12 Credit Hours hybrid/online certificate | ​Advisor: Bryan Wee​

The Environmental Science Education graduate certificate is intended to leverage disciplinary scholarship in environmental science as well as education, and to capitalize on a growing demand for pedagogical content knowledge that translates into and supports, careers. The careful integration of courses from various departments fosters collaboration by broadening opportunities for research and teaching activities related to environmental science education. 

Upon successful completion of the certificate, students will:

  • ​Synthesize content with culturally relevant educational practices
  • Identify multiple stakeholders and perspective in environmental issues 
  • Utilize critical thinking skills to broaden and deepen knowledge 


Required Credit Hours

ENVS 5340 - Equity and Culture in Science Education (Hybrid Spring, 2017) : 

This seminar examines literature related to issues of equity and diversity in science. Topics will be framed by an understanding of equity and how that informs, research, teaching and learning. 

ENVS 5650 - Environmental Education (Online Spring 2017; Spring 2018) : 

This course utilizes place-based education for environmental literacy as an organizing theme to support teaching and learning, and to develop research/teaching applications of environmental science content. 

Select Two Elective Courses

Online/Hybrid Courses

ENVS 5470 - Sustainable Urban Ag II (Hybrid Summer, 2017; Summer 2018 online and week intensive field experience) : Provides a field-based overview of current practices in local agricultural production. Emphasis will be placed on sustainable practices and their most efficient situation, Special consideration will be given to plausible solutions for food insecure communities both local and global. 

ENVS 5500 -Special Topics, Water Quality & Rescource Issues (Online Spring, 2017; anticipated spring 2017 under a new permanent number):

ENVS 5020 - Earth Environments and Human Impacts (Online Fall, 2017; anticipated Fall, 2018) :​ Basic concepts describing earth’s biomes and physical environment are presented in a systems context. Global warming assessment, from both political and scientific perspectives, is then presented. Model visualization of these concepts to consider human impacts on Earth’s biomes is discussed. Earth system viewpoint, having links of Earth’s biomes to oceans and atmosphere, completes the course discussion.

OnCampus/in-person Courses: 

ANTH 5170 - Culture and the Environment:  

Examines the historical origins of Western and non-Western ideas of the environment and the place of people within it. The imposition of Western ideas on non-Western groups regarding environmental policy is also examined, with special attention given to practices of conservation, development and transnational monetary policy.
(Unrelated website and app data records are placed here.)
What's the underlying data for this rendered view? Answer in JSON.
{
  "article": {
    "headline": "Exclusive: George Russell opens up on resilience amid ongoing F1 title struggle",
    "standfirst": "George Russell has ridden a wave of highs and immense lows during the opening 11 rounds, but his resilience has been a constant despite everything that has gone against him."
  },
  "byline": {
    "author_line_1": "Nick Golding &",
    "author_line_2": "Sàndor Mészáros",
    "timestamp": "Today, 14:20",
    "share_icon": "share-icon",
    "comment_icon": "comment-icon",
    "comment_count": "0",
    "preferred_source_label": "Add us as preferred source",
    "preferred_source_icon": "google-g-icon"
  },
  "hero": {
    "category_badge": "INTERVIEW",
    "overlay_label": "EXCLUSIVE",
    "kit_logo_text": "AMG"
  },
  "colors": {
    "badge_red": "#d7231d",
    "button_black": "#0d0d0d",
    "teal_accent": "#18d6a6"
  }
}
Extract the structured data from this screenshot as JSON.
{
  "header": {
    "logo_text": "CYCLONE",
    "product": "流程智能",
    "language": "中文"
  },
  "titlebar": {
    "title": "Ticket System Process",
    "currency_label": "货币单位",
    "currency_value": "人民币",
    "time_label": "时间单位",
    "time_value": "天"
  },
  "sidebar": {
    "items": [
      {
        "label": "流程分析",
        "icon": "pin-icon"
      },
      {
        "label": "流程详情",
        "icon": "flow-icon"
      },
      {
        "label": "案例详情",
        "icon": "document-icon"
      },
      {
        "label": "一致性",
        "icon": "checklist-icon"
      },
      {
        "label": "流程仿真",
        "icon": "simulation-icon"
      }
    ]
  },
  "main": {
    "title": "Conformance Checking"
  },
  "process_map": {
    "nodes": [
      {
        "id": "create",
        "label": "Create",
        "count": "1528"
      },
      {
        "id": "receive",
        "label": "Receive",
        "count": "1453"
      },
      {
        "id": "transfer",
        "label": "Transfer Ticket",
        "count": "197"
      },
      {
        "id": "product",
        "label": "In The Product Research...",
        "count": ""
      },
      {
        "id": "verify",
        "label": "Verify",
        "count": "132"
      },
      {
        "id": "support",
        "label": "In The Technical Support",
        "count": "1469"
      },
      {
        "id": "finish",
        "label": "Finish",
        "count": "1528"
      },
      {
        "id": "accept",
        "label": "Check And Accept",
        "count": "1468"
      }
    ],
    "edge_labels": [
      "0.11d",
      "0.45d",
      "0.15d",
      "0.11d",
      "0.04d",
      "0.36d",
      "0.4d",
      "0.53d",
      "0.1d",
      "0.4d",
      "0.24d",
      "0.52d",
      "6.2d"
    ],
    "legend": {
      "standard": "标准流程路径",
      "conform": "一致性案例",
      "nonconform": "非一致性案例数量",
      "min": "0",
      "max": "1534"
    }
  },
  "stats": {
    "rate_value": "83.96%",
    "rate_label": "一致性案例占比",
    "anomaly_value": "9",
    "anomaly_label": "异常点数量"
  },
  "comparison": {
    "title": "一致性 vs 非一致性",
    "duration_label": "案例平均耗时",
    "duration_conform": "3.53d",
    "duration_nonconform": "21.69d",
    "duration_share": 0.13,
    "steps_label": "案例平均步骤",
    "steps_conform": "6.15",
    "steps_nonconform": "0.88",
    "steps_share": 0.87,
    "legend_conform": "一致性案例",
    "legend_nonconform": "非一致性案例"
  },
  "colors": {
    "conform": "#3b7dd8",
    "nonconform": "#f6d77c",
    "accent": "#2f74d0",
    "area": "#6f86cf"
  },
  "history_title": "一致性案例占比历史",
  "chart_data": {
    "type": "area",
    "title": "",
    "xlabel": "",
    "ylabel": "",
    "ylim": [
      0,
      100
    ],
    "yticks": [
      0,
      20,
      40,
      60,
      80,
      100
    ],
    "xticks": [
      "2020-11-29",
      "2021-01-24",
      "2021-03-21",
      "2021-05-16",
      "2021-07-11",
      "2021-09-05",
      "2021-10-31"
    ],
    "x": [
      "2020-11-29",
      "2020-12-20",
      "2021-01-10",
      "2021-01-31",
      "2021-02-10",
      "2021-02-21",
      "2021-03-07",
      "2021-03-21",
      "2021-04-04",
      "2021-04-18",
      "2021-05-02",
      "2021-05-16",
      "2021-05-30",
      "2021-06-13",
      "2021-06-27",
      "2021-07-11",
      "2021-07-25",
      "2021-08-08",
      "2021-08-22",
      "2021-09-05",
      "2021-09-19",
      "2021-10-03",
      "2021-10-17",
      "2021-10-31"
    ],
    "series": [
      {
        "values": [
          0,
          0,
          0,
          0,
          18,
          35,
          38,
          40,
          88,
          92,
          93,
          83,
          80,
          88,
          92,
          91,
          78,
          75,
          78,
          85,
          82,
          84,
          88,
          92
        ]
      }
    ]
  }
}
 BIOL 5154 - Conservation Biology:  

Basic concepts and theories in population biology and genetics as they apply to issues relating to the preservation of biodiversity, such as the genetics of small populations, captive propagation, restoration ecology and the design of nature reserves

CMMU 5258 - Environmental Communication: 

GEOG 5265 - Sustainability and Resources Mgmt:

Sustainability and sustainable development are the dominant economic, environmental and social issues of the 21st century. Follows a multi-disciplinary approach to these concepts. Case studies demonstrate their implementation in different geographical, ecological and socio-economic conditions worldwide.

GEOG 5335- Contemporary Environmental​ Issues:

Provides an overview of environmental challenges facing society today, focusing on how humans impact and change the environment. Opposing views and environmental policy at the local, state, national, and international levels are explored.

GEOG 5440 Science, Policy and the Environment:

Examines the social, economic and political forces shaping scientific discovery and the development and enforcement of environmental policy. Students will examine perspectives on issues such as risk, expertise, uncertainty and objectivity that influence the problem-defining, standard-setting and policy-making process.

PSCI 5354 Environmental Politics and Policy: 

Consideration of competing models of the policy process in natural-resources decision making. Focus on selected case studies. Impact of environmental and pro-growth forces on the political process.